_Your goal_
Pull every line containing "Home" from the entries.

┄┄┄┄┄┄

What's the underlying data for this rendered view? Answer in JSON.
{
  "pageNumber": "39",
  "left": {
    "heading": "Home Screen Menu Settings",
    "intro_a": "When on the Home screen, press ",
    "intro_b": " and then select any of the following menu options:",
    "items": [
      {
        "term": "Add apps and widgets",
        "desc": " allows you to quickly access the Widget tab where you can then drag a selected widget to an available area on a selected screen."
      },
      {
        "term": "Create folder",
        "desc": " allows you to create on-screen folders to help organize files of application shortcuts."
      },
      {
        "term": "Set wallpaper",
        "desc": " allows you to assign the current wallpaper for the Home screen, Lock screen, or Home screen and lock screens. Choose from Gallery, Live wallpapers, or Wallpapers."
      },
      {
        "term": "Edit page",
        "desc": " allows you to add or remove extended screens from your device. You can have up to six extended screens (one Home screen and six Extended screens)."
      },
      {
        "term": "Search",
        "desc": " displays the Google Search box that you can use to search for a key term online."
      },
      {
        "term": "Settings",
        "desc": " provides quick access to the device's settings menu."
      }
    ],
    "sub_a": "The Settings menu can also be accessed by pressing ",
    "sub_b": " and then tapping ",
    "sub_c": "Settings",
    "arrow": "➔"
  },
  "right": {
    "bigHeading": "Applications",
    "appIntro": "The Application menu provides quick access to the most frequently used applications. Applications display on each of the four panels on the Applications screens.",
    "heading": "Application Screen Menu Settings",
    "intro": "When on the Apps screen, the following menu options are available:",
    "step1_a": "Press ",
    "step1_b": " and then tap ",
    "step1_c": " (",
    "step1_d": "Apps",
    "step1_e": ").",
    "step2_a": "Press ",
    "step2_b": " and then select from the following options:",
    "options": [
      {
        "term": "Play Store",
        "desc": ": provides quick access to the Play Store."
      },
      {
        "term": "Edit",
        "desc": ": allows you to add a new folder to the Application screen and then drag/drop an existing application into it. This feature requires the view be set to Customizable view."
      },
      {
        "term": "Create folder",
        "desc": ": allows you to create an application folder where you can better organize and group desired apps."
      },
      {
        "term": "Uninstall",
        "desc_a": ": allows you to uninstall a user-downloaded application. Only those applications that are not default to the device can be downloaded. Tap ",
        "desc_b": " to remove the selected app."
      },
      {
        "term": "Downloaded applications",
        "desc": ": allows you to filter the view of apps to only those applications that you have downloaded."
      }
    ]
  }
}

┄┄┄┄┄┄

_Solution to this problem_
    "heading": "Home Screen Menu Settings",
    "intro_a": "When on the Home screen, press ",
        "desc": " allows you to assign the current wallpaper for the Home screen, Lock screen, or Home screen and lock screens. Choose from Gallery, Live wallpapers, or Wallpapers."
        "desc": " allows you to add or remove extended screens from your device. You can have up to six extended screens (one Home screen and six Extended screens)."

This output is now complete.